Archive for November, 2013

Banks around the globe face the same perils as those in the United States. Housing bubbles inflated in many countries during the 00s, and the banks that provided the cheap debt find themselves dangerously exposed to losses. The only way lenders can save themselves is to reflate the housing bubbles so they can liquidate their bad loans and recover their capital. The same dynamic that prompted US officials to coordinate with lenders to reflate a housing bubble is at work overseas. What can California can learn from Britain’s housing bubbles? I've been reporting over the last few months that house prices in Coastal California have reflated back to historic levels of affordability. We aren't in a bubble yet, but if…[READ MORE]

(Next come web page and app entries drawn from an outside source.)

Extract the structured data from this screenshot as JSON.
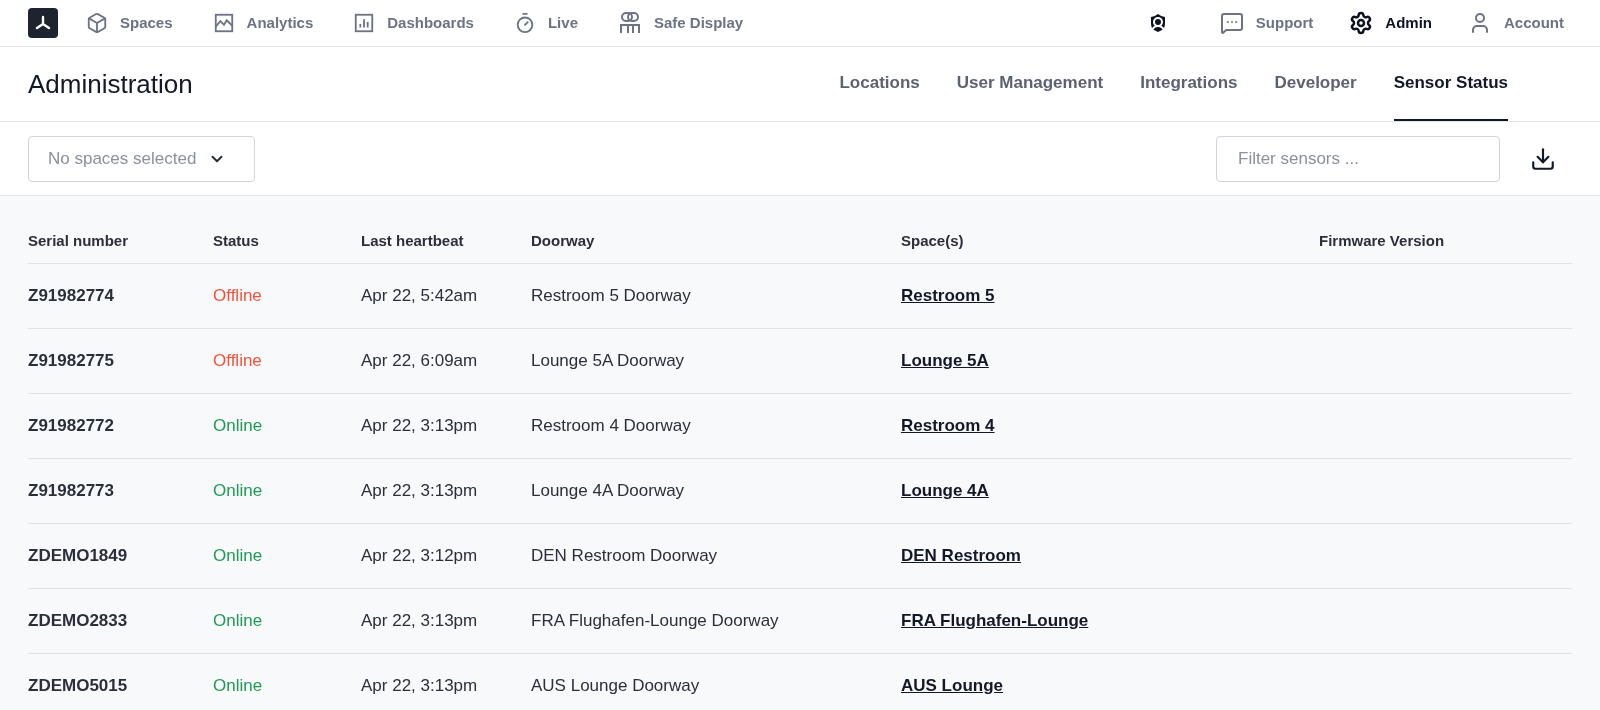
{
  "top_nav": {
    "items": [
      {
        "label": "Spaces",
        "selected": false
      },
      {
        "label": "Analytics",
        "selected": false
      },
      {
        "label": "Dashboards",
        "selected": false
      },
      {
        "label": "Live",
        "selected": false
      },
      {
        "label": "Safe Display",
        "selected": false
      }
    ],
    "right_items": [
      {
        "label": "Support",
        "selected": false
      },
      {
        "label": "Admin",
        "selected": true
      },
      {
        "label": "Account",
        "selected": false
      }
    ]
  },
  "page": {
    "title": "Administration",
    "tabs": [
      {
        "label": "Locations",
        "selected": false
      },
      {
        "label": "User Management",
        "selected": false
      },
      {
        "label": "Integrations",
        "selected": false
      },
      {
        "label": "Developer",
        "selected": false
      },
      {
        "label": "Sensor Status",
        "selected": true
      }
    ]
  },
  "filters": {
    "spaces_dropdown": {
      "placeholder": "No spaces selected"
    },
    "search": {
      "placeholder": "Filter sensors ..."
    }
  },
  "table": {
    "columns": [
      "Serial number",
      "Status",
      "Last heartbeat",
      "Doorway",
      "Space(s)",
      "Firmware Version"
    ],
    "rows": [
      {
        "serial": "Z91982774",
        "status": "Offline",
        "kind": "offline",
        "heartbeat": "Apr 22, 5:42am",
        "doorway": "Restroom 5 Doorway",
        "space": "Restroom 5"
      },
      {
        "serial": "Z91982775",
        "status": "Offline",
        "kind": "offline",
        "heartbeat": "Apr 22, 6:09am",
        "doorway": "Lounge 5A Doorway",
        "space": "Lounge 5A"
      },
      {
        "serial": "Z91982772",
        "status": "Online",
        "kind": "online",
        "heartbeat": "Apr 22, 3:13pm",
        "doorway": "Restroom 4 Doorway",
        "space": "Restroom 4"
      },
      {
        "serial": "Z91982773",
        "status": "Online",
        "kind": "online",
        "heartbeat": "Apr 22, 3:13pm",
        "doorway": "Lounge 4A Doorway",
        "space": "Lounge 4A"
      },
      {
        "serial": "ZDEMO1849",
        "status": "Online",
        "kind": "online",
        "heartbeat": "Apr 22, 3:12pm",
        "doorway": "DEN Restroom Doorway",
        "space": "DEN Restroom"
      },
      {
        "serial": "ZDEMO2833",
        "status": "Online",
        "kind": "online",
        "heartbeat": "Apr 22, 3:13pm",
        "doorway": "FRA Flughafen-Lounge Doorway",
        "space": "FRA Flughafen-Lounge"
      },
      {
        "serial": "ZDEMO5015",
        "status": "Online",
        "kind": "online",
        "heartbeat": "Apr 22, 3:13pm",
        "doorway": "AUS Lounge Doorway",
        "space": "AUS Lounge"
      }
    ]
  }
}
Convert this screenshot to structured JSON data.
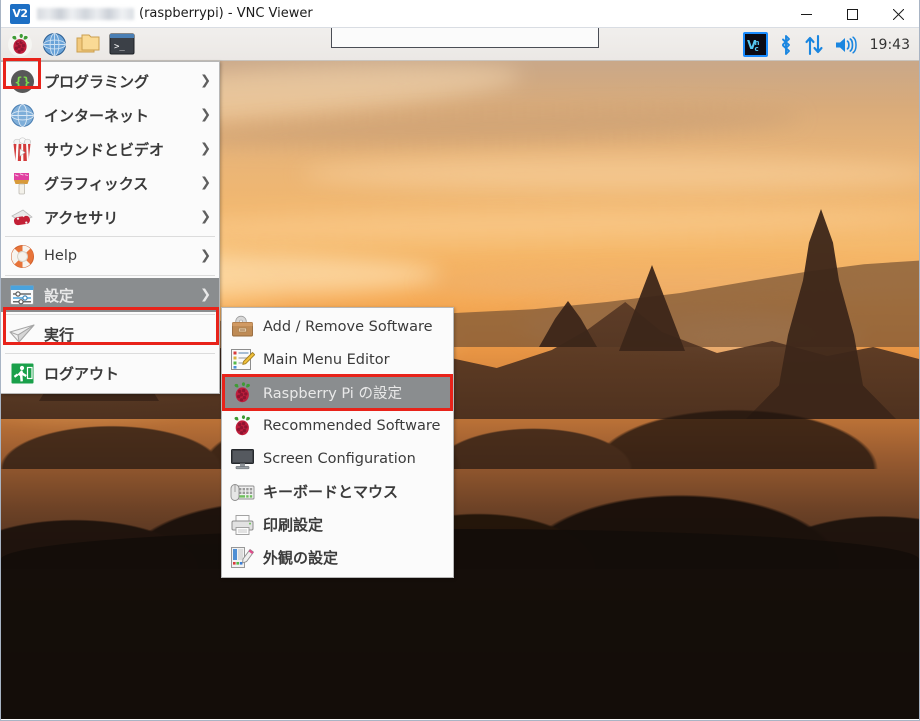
{
  "window": {
    "app_icon": "vnc-logo-icon",
    "app_icon_text": "V2",
    "host_redacted": "",
    "title": "(raspberrypi) - VNC Viewer",
    "minimize": "–",
    "maximize": "☐",
    "close": "×"
  },
  "taskbar": {
    "launchers": [
      {
        "name": "raspberry-menu-button",
        "icon": "raspberry-pi-icon"
      },
      {
        "name": "web-browser-button",
        "icon": "globe-icon"
      },
      {
        "name": "file-manager-button",
        "icon": "folders-icon"
      },
      {
        "name": "terminal-button",
        "icon": "terminal-icon"
      }
    ],
    "tray": [
      {
        "name": "vnc-server-tray-icon",
        "icon": "vnc-logo-icon",
        "label": "V2"
      },
      {
        "name": "bluetooth-tray-icon",
        "icon": "bluetooth-icon"
      },
      {
        "name": "network-tray-icon",
        "icon": "network-updown-icon"
      },
      {
        "name": "volume-tray-icon",
        "icon": "speaker-icon"
      }
    ],
    "clock": "19:43"
  },
  "menu": {
    "items": [
      {
        "label": "プログラミング",
        "icon": "braces-icon",
        "arrow": "❯",
        "lang": "ja",
        "selected": false
      },
      {
        "label": "インターネット",
        "icon": "globe-icon",
        "arrow": "❯",
        "lang": "ja",
        "selected": false
      },
      {
        "label": "サウンドとビデオ",
        "icon": "popcorn-icon",
        "arrow": "❯",
        "lang": "ja",
        "selected": false
      },
      {
        "label": "グラフィックス",
        "icon": "paintbrush-icon",
        "arrow": "❯",
        "lang": "ja",
        "selected": false
      },
      {
        "label": "アクセサリ",
        "icon": "swiss-knife-icon",
        "arrow": "❯",
        "lang": "ja",
        "selected": false
      },
      {
        "label": "Help",
        "icon": "lifebuoy-icon",
        "arrow": "❯",
        "lang": "en",
        "selected": false
      },
      {
        "label": "設定",
        "icon": "sliders-icon",
        "arrow": "❯",
        "lang": "ja",
        "selected": true
      },
      {
        "label": "実行",
        "icon": "paper-plane-icon",
        "arrow": "",
        "lang": "ja",
        "selected": false
      },
      {
        "label": "ログアウト",
        "icon": "exit-run-icon",
        "arrow": "",
        "lang": "ja",
        "selected": false
      }
    ]
  },
  "submenu": {
    "items": [
      {
        "label": "Add / Remove Software",
        "icon": "software-package-icon",
        "lang": "en",
        "selected": false
      },
      {
        "label": "Main Menu Editor",
        "icon": "menu-edit-icon",
        "lang": "en",
        "selected": false
      },
      {
        "label": "Raspberry Pi の設定",
        "icon": "raspberry-pi-icon",
        "lang": "mixed",
        "selected": true
      },
      {
        "label": "Recommended Software",
        "icon": "raspberry-pi-icon",
        "lang": "en",
        "selected": false
      },
      {
        "label": "Screen Configuration",
        "icon": "monitor-icon",
        "lang": "en",
        "selected": false
      },
      {
        "label": "キーボードとマウス",
        "icon": "keyboard-mouse-icon",
        "lang": "ja",
        "selected": false
      },
      {
        "label": "印刷設定",
        "icon": "printer-icon",
        "lang": "ja",
        "selected": false
      },
      {
        "label": "外観の設定",
        "icon": "appearance-palette-icon",
        "lang": "ja",
        "selected": false
      }
    ]
  },
  "annotations": {
    "accent_color": "#e8231a",
    "boxes": [
      {
        "name": "annotation-menu-button",
        "target": "raspberry-menu-button"
      },
      {
        "name": "annotation-settings-item",
        "target": "設定"
      },
      {
        "name": "annotation-raspi-config-item",
        "target": "Raspberry Pi の設定"
      }
    ]
  },
  "desktop": {
    "wallpaper_name": "bagan-temples-sunset",
    "highlight_color": "#8a8d8f"
  }
}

In 2005 a house was an investment you could live in. A house was expected to provide endless rapid appreciation that could be converted to spending money at any time. Debt on the house could always be increased yet refinanced at lower and lower rates and better and better terms so payments wouldn't go up. Further, the owner would never actually have to repay the debt as the house was expected to cover all debts when it sold. With such blissful and fallacious thinking, a housing bubble was inevitable. The housing bust revealed nearly every homeowner belief and attitude was a fantasy. House prices did not always increase rapidly. In fact, they could decline rapidly as well. The debt could…[READ MORE]

[gview file="" height="750px" width="580px" save="1"] One of the functions of this blog is to provide timely housing market information to buyer and sellers. Until recently, I could only provide good data and analysis for Orange County, but I've recently expanded my coverage area to include Los Angeles, Ventura, Riverside, and San Bernardino counties. If you've been reading this blog for a while, you will recognize the standard data analysis techniques and presentations in today's post. Since all housing markets in Southern California are related, some of this analysis may be redundant, but there are significant differences between these markets that are worth exploring. I intend to do more of these posts covering other aspects of the housing market in the…[READ MORE]

The current housing market is now testing 50% investor participation levels on closed sales. Maybe soon the market will test 55% or 60% investor participation levels.  According to this article below, all cash sales are being classified as institutional investors because rarely owner occupied sales are done with all cash which some exception of course.  However, investor purchases are negating the affect of lower rates by increasing home prices.   Lower rates are helping the banks, loan modification programs, and local governments to collect tax revenues, but lower rates are not helping the first time home buyers.  In fact, the trade up home buyers are not doing much better.  Enter the cash investor. Nearly 50% Of All Home Sales Now…[READ MORE]

Many politicians and advocacy groups lobbied for principal reduction for underwater borrowers. This was the preferred solution among loanowners because it was giving them free money and removing any consequences for their ill-timed purchase or refinance. Principal reduction was not favored by lenders or taxpayer watchdog groups because either the lender or the government was going to pay the price for trillions of dollars in principal reductions. The compromise solution was loan modification. The early efforts at loan modifications largely failed because far too many people were given debts they couldn't manage during the housing bubble, and they didn't qualify for new loans everyone knew were going to go bad. Over the course of three years from October 2008 when…[READ MORE]

Monthly Housing Report

In Memoriam: Tony Bliss 1966-2012